▸ TASK STATEMENT:
From the data, return each line holding the word "Controller".
-- Opening Marker --
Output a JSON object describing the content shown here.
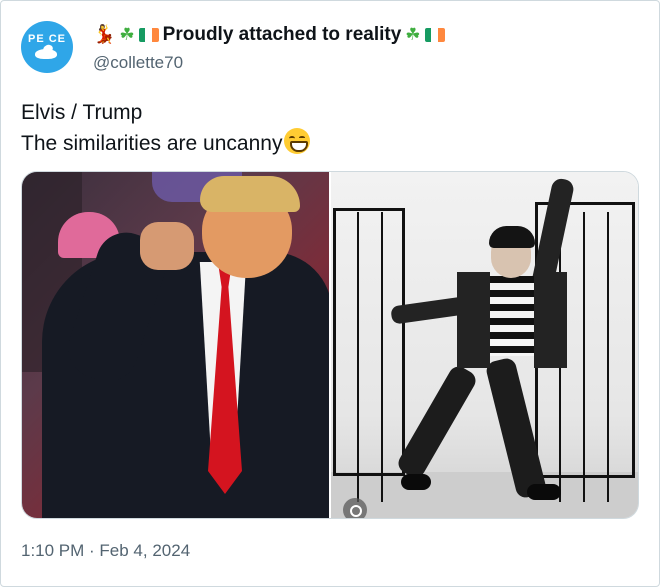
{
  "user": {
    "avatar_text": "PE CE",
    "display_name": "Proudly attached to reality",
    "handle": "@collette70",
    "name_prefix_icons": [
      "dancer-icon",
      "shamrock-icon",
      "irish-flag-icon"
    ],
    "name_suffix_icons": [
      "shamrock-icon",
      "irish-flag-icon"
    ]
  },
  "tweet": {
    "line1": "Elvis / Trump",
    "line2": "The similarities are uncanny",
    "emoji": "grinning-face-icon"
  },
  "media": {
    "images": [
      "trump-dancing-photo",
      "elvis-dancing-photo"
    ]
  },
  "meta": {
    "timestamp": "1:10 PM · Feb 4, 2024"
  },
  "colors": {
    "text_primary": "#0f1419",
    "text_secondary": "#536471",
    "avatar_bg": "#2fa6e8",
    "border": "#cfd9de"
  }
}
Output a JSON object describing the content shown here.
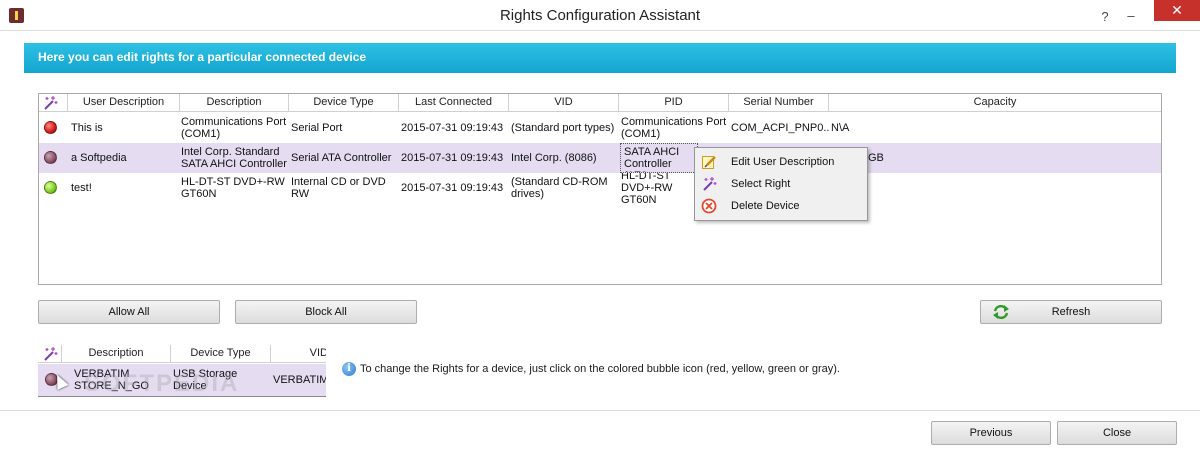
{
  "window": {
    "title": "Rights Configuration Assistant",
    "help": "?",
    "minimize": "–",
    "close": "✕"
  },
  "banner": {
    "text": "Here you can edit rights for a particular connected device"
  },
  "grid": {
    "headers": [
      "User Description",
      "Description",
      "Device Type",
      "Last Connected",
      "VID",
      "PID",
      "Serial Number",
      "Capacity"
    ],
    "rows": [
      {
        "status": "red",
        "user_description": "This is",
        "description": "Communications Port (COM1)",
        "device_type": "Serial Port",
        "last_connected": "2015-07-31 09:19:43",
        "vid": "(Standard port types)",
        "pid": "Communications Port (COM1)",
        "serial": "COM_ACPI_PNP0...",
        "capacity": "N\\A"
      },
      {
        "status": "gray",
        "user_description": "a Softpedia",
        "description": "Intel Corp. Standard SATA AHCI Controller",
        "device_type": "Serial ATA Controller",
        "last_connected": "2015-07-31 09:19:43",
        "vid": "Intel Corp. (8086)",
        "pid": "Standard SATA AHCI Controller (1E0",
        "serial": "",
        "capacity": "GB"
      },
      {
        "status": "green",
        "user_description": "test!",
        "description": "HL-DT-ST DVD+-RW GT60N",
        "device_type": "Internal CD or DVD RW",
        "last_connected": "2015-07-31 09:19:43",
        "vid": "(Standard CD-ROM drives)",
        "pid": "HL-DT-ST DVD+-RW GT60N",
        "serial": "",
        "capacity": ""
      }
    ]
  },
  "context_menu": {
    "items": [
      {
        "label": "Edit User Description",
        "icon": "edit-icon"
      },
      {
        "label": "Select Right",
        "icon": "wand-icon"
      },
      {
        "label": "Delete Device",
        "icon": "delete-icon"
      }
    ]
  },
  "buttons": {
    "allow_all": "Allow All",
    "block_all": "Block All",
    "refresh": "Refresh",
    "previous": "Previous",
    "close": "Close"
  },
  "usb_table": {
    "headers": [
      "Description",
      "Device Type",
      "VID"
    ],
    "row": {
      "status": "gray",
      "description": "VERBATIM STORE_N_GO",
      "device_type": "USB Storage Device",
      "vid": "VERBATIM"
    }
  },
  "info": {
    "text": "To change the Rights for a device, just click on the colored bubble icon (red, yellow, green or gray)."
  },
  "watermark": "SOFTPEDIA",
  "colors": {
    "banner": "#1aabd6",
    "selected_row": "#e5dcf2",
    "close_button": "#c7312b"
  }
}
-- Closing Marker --
▸ RESULT FOR THIS TASK:
        "description": "Intel Corp. Standard SATA AHCI Controller",
        "device_type": "Serial ATA Controller",
        "pid": "Standard SATA AHCI Controller (1E0",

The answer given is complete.